### Your assignment
Exactly reproduce the lines from the line containing "Enumerate this screenshot's" to the end of the data below, inclusive, and nothing else.

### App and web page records

▬▬▬

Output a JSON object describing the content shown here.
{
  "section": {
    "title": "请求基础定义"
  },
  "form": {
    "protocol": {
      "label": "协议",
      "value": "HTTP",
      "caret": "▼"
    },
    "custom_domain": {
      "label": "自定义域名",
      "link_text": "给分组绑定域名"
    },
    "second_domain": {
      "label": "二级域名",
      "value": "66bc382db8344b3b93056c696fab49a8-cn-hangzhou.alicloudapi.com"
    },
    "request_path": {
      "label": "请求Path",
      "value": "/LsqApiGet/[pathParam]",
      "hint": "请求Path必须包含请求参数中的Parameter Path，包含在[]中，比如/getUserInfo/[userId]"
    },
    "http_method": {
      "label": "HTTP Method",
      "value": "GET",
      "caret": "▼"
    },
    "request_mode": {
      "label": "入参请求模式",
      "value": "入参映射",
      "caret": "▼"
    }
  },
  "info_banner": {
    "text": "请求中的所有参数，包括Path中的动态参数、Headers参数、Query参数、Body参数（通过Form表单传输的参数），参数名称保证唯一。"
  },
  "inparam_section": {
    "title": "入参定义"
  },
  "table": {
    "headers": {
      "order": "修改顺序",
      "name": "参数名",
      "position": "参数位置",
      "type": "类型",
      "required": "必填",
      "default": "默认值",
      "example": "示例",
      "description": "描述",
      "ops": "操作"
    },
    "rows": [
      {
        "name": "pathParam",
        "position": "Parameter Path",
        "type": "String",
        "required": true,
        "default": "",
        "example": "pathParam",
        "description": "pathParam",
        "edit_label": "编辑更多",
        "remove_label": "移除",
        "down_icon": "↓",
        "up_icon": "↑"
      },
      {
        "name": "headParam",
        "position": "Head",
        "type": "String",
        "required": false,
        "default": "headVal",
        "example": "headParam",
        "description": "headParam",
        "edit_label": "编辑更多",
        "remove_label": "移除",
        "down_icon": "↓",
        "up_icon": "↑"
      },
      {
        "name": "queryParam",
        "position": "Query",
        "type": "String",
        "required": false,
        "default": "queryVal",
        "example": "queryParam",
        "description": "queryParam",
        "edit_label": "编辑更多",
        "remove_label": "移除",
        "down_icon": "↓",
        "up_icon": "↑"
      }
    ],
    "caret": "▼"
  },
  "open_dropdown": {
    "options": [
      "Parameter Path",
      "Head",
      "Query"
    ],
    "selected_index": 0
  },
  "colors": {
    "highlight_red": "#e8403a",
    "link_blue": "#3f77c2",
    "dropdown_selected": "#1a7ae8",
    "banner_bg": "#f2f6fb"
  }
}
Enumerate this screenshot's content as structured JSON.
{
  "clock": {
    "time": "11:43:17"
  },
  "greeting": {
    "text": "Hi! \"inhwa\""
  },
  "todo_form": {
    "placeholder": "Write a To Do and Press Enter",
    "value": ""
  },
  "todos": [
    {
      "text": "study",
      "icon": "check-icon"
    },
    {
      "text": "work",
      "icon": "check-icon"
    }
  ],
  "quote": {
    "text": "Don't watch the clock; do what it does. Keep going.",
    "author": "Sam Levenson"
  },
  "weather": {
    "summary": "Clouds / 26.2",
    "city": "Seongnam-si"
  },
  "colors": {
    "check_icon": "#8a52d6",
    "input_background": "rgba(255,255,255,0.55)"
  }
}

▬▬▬

### Answer box
Enumerate this screenshot's content as structured JSON.
{
  "clock": {
    "time": "11:43:17"
  },
  "greeting": {
    "text": "Hi! \"inhwa\""
  },
  "todo_form": {
    "placeholder": "Write a To Do and Press Enter",
    "value": ""
  },
  "todos": [
    {
      "text": "study",
      "icon": "check-icon"
    },
    {
      "text": "work",
      "icon": "check-icon"
    }
  ],
  "quote": {
    "text": "Don't watch the clock; do what it does. Keep going.",
    "author": "Sam Levenson"
  },
  "weather": {
    "summary": "Clouds / 26.2",
    "city": "Seongnam-si"
  },
  "colors": {
    "check_icon": "#8a52d6",
    "input_background": "rgba(255,255,255,0.55)"
  }
}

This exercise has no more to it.